author of Only Daughter
Ten Terrifying Questions
1. To begin with why don’t you tell us a little bit about yourself – where were you born? Raised? Schooled?
I was born and raised in Canberra, Australia in 1988. I was an incredibly shy kid, probably partly because I had a triple lisp. All the kids in the playground would try and make me say “she is a funny rabbit”, which came out as “the is a thunny wabbit”.
I moved to Melbourne when I was seventeen to go to the University of Melbourne and later RMIT.
2. What did you want to be when you were twelve, eighteen and thirty? And why?
When I was twelve I wanted to be a full-time teacher, part-time writer OR an engineer. Turns out I actually had no idea what an engineer was.
At eighteen I wanted to be a screenwriter/director/artist/novelist/jeweller/producer/academic/I had no idea.
When I’m thirty I plan to be a full-time crazy cat woman, and spend my days weaving wool out of cat fur.
3. What strongly held belief did you have at eighteen that you do not have now?
That the world is a just and fair place.
4. What were three works of art – book or painting or piece of music, etc – you can now say, had a great effect on you and influenced your own development as a writer?
I love portraits. Carol Jerrems is a big inspiration of mine, her photographs have an intensity and intimacy that I have always aspired to in my writing. I also love Alice Neel’s portraits. The way she manipulates line and colour to create an emotional understanding of her subjects is beautiful.
Alfred Hitchcock’s films have been a major influence, especially his 1940 adaptation of Daphne De Maurier’s novel Rebecca.
5. Considering the innumerable artistic avenues open to you, hy did you choose to write a novel?
I don’t just write novels. I paint pictures, sing songs, and take photographs. Unfortunately, I am terrible at all those things.
6. Please tell us about your latest novel…
Only Daughter begins when the unnamed narrator is caught shoplifting. Desperate, she claims to be Rebecca, to whom she bears an uncanny resemblance.
The novel is told in a split narrative, the other half set in 2003, where the real Bec Winter is in the middle of summer holidays. Working at McDonald’s, falling in love with someone she shouldn’t and hanging out in her best friend’s pool, she does not know that these long hot days are numbered. By the end of the week, she’ll be gone

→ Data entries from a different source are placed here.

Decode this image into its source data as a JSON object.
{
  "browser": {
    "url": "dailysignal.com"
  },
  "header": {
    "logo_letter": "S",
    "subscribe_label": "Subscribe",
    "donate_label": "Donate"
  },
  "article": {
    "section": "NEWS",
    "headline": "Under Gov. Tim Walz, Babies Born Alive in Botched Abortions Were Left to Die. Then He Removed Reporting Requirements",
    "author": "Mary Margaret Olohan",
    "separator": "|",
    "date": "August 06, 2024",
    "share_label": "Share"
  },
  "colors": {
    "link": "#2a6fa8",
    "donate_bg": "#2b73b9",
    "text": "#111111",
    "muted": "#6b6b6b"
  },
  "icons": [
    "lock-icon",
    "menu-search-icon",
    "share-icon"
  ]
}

7. What do you hope people take away with them after reading your work?
I try and write non-judgemental portraits of good people that do really bad things. I’d love it if something I wrote gave someone more understanding in the flaws of the people around them.
8. Whom do you most admire in the realm of writing and why?
9. Many artists set themselves very ambitious goals. What are yours?
I aspire to write things that are both entertaining and socially important.
10. What advice do you give aspiring writers?
Write! Don’t worry if it’s bad, or fret that your friends and family will hate it. Just keep writing the work that is important to you, and don’t let anyone read it until that first draft is done.
Thank you for playing, Anna!
In 2003, sixteen-year-old Rebecca Winter disappeared.
She'd been enjoying her teenage summer break: working at a fast-food restaurant, crushing on an older boy and shoplifting with her best friend. Mysteriously ominous things began to happen - blood in the bed, periods of blackouts, a feeling of being watched - though Bec remained oblivious of what was to come.
Eleven years later she is replaced.